Hairstyle Inn Salons in Saskatoon is a family run business with 3 generations of artistic hair design. The design team members have trained thousands of stylists and they are regularly used by major manufacturers to showcase their color, cut and texture design techniques. Also, impressively, the artistic design teams work has been featured in movies, theatre, hair shows, commercials, fundraisers, TV & Awards. Hairstyle Inn are Trusted Saskatoon salons. In their most recent article, they discuss hair products from the salon and the store.
The Truth About Professional Hair Products vs. Store Brand
The battle between professional and store-bought shampoo has always been a close one. In one corner is your beloved hairstylist, touting the pros of their fancy bottles of premium shampoo. In the other is your best friend with great hair who pays $1.99 for a gallon of shampoo at Walmart. What's really the difference? Is salon shampoo really worth the price? After all, we're talking about hair soap here, right?
Is Professional Shampoo Worth It?
Think of shampoo as wine, clothing, shoes…etc. Using wine as an example; all wine is made of grapes and with similar processes yet some are worth a few dollars per bottle, while some go for hundreds. Just like a professional wine steward can tell subtle differences in many aspects of any bottle of wine when compared to another, a professional hairdresser can do the same with shampoo.
Both professional and non-professional companies are forever formulating what they tout as safer, more effective shampoos with specific ingredients for specific purposes. The bottom line is that there are few differences with some and many with others when choosing between pricey professional salon shampoos and store shampoos. On a basic level, they are all designed to wash the hair and the scalp and are all made of similar basic ingredients, but after that many things change. Some people splurge on expensive shampoos for the same reasons wine lovers fork over big for premium wines. All have similar effects, but in the end if you understand ingredients, quality and process, you will have a better appreciation of the taste and flavour notes. What's important to you in a shampoo might not mean anything to someone else—so focus on a few factors that matter to you. Understanding things like ingredients, quality and process help choose products that will work best for you and your budget.

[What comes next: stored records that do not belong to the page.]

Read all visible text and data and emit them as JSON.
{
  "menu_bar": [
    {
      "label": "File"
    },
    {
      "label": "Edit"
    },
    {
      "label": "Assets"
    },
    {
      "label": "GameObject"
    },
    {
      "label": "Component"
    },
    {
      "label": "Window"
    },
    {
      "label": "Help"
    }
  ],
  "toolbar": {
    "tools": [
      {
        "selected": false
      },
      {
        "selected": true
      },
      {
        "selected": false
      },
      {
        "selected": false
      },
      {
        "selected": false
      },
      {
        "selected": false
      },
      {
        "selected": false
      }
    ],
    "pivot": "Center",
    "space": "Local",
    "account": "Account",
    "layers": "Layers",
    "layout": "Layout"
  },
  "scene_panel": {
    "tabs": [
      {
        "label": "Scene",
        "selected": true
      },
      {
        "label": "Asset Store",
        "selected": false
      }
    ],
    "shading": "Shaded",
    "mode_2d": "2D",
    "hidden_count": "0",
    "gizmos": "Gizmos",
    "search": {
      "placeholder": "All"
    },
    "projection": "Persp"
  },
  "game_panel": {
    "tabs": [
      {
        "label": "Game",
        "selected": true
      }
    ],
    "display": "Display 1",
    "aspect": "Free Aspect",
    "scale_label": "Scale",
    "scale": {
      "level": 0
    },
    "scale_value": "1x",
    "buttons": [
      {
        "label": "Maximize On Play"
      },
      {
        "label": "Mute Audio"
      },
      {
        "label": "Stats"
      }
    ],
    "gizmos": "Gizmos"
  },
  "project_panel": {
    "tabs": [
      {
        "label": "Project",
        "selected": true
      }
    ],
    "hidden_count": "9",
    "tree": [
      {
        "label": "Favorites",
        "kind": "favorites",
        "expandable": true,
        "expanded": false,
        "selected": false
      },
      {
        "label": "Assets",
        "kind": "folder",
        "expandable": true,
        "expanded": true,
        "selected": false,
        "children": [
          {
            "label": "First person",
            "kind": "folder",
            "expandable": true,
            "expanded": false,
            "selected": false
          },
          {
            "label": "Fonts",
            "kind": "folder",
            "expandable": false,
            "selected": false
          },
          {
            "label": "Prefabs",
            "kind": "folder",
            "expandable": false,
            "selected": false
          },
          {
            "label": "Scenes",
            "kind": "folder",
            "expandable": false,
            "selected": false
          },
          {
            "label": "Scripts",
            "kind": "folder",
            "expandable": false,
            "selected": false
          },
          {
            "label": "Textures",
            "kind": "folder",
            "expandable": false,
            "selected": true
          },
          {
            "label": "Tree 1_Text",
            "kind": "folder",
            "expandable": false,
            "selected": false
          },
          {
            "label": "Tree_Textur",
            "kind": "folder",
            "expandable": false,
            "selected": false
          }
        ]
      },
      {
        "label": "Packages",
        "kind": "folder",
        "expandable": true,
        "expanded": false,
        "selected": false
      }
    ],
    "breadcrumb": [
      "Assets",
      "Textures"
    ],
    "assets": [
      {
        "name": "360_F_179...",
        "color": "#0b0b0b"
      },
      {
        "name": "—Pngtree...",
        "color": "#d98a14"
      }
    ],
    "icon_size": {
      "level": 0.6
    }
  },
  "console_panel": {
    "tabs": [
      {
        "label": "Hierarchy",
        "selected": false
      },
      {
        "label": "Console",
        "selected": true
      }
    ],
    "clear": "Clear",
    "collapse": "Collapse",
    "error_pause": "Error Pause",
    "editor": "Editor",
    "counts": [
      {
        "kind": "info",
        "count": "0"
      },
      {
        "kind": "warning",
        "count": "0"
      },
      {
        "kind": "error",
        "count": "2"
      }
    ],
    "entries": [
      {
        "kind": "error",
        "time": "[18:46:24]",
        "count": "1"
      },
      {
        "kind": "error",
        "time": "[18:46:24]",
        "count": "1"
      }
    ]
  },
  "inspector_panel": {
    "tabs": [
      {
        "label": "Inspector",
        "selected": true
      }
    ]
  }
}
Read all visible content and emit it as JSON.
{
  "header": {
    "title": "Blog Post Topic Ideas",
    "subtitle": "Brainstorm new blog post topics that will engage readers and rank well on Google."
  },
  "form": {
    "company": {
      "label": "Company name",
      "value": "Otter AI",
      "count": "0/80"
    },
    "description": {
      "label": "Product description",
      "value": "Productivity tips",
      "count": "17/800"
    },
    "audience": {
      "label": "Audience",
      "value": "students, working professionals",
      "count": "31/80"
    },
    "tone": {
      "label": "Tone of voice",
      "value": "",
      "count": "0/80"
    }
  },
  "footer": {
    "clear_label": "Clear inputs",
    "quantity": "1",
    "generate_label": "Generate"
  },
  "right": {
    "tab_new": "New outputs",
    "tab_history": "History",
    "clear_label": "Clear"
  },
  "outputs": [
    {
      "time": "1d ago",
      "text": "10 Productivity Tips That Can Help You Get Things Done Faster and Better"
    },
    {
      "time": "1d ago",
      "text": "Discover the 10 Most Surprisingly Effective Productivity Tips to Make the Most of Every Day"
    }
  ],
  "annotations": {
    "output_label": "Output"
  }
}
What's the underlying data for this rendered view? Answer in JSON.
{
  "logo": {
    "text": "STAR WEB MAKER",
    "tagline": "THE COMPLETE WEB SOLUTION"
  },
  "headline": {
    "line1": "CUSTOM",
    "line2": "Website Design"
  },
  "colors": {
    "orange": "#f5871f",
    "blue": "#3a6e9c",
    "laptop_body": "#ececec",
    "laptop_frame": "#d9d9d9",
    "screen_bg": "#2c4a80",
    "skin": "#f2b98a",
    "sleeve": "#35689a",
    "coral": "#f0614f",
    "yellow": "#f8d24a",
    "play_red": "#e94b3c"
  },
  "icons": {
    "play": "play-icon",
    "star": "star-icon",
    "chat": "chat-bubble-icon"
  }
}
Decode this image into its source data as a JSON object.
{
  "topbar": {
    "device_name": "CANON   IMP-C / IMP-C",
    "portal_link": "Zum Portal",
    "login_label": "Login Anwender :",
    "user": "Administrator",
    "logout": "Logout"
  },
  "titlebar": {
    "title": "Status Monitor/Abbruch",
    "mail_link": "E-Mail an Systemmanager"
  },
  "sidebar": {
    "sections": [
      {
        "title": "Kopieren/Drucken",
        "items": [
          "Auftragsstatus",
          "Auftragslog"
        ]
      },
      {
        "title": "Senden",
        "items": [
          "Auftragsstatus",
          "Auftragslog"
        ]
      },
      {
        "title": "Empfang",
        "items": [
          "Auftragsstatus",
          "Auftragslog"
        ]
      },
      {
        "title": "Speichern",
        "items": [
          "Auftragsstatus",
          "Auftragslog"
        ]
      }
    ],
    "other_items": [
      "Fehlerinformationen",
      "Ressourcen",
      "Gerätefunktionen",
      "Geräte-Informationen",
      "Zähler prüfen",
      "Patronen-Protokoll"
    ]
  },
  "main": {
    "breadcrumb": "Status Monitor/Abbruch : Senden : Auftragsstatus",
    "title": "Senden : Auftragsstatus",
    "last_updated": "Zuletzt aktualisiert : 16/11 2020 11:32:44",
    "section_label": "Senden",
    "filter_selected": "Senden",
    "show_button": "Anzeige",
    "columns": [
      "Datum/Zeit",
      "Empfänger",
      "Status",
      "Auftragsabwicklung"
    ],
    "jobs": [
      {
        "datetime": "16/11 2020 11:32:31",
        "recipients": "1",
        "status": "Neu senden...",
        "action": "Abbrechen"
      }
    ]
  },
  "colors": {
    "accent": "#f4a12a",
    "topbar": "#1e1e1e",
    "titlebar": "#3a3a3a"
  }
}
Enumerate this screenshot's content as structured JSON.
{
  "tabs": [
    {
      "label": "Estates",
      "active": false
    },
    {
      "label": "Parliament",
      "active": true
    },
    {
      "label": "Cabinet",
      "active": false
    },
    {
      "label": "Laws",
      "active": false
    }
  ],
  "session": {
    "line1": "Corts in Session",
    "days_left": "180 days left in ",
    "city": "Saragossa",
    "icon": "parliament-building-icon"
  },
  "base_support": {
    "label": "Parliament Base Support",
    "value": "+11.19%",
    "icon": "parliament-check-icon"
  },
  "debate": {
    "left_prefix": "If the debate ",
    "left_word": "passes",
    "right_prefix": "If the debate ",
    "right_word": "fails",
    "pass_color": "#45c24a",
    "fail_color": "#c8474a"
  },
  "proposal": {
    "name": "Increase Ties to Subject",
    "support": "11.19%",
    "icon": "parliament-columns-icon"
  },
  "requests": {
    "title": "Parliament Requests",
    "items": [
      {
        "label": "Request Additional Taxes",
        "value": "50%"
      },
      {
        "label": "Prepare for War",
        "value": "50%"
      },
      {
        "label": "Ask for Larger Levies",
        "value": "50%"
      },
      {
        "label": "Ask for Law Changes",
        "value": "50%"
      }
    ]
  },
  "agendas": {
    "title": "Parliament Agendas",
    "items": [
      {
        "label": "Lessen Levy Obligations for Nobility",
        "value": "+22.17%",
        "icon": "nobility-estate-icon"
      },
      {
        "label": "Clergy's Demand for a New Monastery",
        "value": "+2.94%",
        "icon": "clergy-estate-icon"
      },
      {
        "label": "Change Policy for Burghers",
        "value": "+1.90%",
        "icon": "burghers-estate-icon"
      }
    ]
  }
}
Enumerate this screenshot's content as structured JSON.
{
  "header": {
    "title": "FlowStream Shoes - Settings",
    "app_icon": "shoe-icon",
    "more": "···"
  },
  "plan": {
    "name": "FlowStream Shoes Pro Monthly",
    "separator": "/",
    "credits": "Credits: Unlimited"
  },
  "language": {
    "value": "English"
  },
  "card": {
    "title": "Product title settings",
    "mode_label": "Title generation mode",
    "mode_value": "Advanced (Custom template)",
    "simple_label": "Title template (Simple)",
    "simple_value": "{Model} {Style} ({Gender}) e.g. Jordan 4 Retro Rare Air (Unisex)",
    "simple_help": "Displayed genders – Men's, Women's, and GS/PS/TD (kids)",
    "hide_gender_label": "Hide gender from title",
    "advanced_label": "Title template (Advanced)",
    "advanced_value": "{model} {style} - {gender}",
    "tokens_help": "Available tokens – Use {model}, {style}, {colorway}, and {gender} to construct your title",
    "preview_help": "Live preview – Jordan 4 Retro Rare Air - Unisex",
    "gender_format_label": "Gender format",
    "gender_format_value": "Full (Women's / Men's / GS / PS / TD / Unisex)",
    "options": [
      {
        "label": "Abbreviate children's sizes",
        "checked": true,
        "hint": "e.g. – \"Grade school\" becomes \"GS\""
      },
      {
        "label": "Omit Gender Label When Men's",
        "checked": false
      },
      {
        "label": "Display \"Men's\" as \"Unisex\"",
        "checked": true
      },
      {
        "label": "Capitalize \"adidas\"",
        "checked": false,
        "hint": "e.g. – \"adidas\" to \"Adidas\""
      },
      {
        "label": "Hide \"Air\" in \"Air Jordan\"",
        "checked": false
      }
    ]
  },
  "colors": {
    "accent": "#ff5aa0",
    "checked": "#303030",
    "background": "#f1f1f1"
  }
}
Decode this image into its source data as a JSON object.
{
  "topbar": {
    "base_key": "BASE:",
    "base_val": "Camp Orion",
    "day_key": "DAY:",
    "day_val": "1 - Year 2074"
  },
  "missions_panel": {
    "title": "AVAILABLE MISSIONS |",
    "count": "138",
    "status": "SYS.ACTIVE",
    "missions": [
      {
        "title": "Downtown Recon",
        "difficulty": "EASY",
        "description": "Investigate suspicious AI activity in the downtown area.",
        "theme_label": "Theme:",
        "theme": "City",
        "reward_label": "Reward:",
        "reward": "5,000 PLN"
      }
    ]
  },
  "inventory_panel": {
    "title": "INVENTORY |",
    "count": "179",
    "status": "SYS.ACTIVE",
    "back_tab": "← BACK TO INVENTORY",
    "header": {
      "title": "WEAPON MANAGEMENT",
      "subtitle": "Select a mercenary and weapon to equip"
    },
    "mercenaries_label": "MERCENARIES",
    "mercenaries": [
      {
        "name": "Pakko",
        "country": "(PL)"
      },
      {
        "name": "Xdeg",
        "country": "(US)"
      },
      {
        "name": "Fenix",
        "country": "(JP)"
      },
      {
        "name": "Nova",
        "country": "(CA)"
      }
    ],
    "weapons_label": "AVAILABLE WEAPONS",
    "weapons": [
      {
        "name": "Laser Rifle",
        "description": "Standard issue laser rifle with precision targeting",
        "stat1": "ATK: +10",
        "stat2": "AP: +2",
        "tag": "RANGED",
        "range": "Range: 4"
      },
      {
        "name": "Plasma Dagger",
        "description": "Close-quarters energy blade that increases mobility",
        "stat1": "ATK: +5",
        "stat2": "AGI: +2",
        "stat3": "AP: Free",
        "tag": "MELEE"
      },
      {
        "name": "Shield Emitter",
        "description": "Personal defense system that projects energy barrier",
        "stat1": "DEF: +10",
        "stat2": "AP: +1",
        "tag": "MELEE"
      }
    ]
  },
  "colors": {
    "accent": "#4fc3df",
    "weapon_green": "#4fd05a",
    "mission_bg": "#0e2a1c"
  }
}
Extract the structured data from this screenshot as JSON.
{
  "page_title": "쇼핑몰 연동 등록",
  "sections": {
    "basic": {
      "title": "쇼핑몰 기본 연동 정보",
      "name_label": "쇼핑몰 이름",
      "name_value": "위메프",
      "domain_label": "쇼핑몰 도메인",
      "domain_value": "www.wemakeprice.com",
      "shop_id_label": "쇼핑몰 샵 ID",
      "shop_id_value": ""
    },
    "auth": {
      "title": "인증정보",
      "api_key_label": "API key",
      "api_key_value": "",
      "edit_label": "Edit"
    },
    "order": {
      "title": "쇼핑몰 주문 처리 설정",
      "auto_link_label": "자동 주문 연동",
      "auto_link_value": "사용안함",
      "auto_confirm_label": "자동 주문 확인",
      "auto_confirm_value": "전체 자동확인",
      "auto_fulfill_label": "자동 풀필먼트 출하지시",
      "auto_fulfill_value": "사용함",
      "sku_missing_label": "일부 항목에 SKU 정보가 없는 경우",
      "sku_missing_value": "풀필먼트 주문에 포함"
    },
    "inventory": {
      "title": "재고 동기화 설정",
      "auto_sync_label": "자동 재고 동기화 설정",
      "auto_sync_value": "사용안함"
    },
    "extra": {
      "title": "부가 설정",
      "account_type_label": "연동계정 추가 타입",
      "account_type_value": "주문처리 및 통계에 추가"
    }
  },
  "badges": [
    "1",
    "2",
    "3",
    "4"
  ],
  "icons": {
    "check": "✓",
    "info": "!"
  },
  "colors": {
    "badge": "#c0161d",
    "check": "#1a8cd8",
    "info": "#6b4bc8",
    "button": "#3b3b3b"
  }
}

The first thing a consumer wants to know is, "Does it work?" For many folks, buying shampoo at the salon is a luxury at a cost they can't justify. We've all had the experience of visiting a friend who had "the good stuff" in her shower, and chances are good that you snuck a drop or two. You may or might not have noticed any difference. Many variables are at play here, namely your hair and your water. Your hair's texture and condition affect how the shampoo's ingredients perform, and so does the water you use to rinse the shampoo. Hard water with lots of minerals doesn't rinse as easily as soft water and leaves substances in your hair that affects how it feels and holds a style. The best thing to do is an experiment. Ask your stylist if she has samples you can try, and compare how they perform or go with their recommendation. Many salons have great return policies if the product is not right for you..
When defending the price of professional shampoos, a stylist will almost always tell you that salon shampoo is more concentrated. You use less per session so it lasts longer and so the cost difference isn't really as great as it would seem. This can be true. Salon shampoos might contain the same ingredients as their off-brand counterparts, but the concentrations of these ingredients are not the same. You've seen the gallon-sized jugs of "bargain" shampoo that have the consistency of water, which is evident when you pick one up from that bottom shelf and shake it. That's because much of it is water. Of course you can't always tell at the store how concentrated shampoo is from the bottle. In that case, check the directions: how much shampoo do they say to use?
Again, what you need from a shampoo depends on your hair and how you want it to behave. Store-bought shampoos tend to have more water, sulfates, and fillers with fewer vitamins, oils, and minerals than salon formulations. If your hair's in great condition and all you want to do is get the oil and dirt out of it, you may not need anything special. If using "gentle" shampoos with fewer fillers, sulfates, and buildup-creating waxes is important to you, then go for it.
Shampoos that claim not to strip color typically don't contain sulfates, the ingredients responsible for bubbles. A lot depends on the kind of color you use, how long it's been in your hair, and other factors. If the foamy experience isn't important to you try one of these shampoos to see how your hair color responds.
Professional Hair Products vs. Store-Bought
When you purchase your shampoo from your stylist they are likely to feel honoured that you trust their recommendation and expertise. Plus, many salons offer a money-back or equal-exchange guarantee on products. Your stylist will stand behind their recommendations and will help you find a great shampoo without your having to buy several different bottles to get the right formula. Your local drugstore can't offer that same level of tailored service.
In the end, your choices in shampoo—and wine—come down to whatever is important to you. Both store-bought and salon formulations may do the job. If cost is your deciding factor, going with the cheap drugstore version may not do your hair any harm. If your relationship with your stylist is important to you, invest in your hair and stylist. If fragrance is your thing, go with whatever your sniff test tells you. When it comes to shampoo, value is subjective—and the answer to the salon vs. store-bought shampoo question is know your information and decide what your hair is worth.
Remember your hair is your #1 fashion accessory!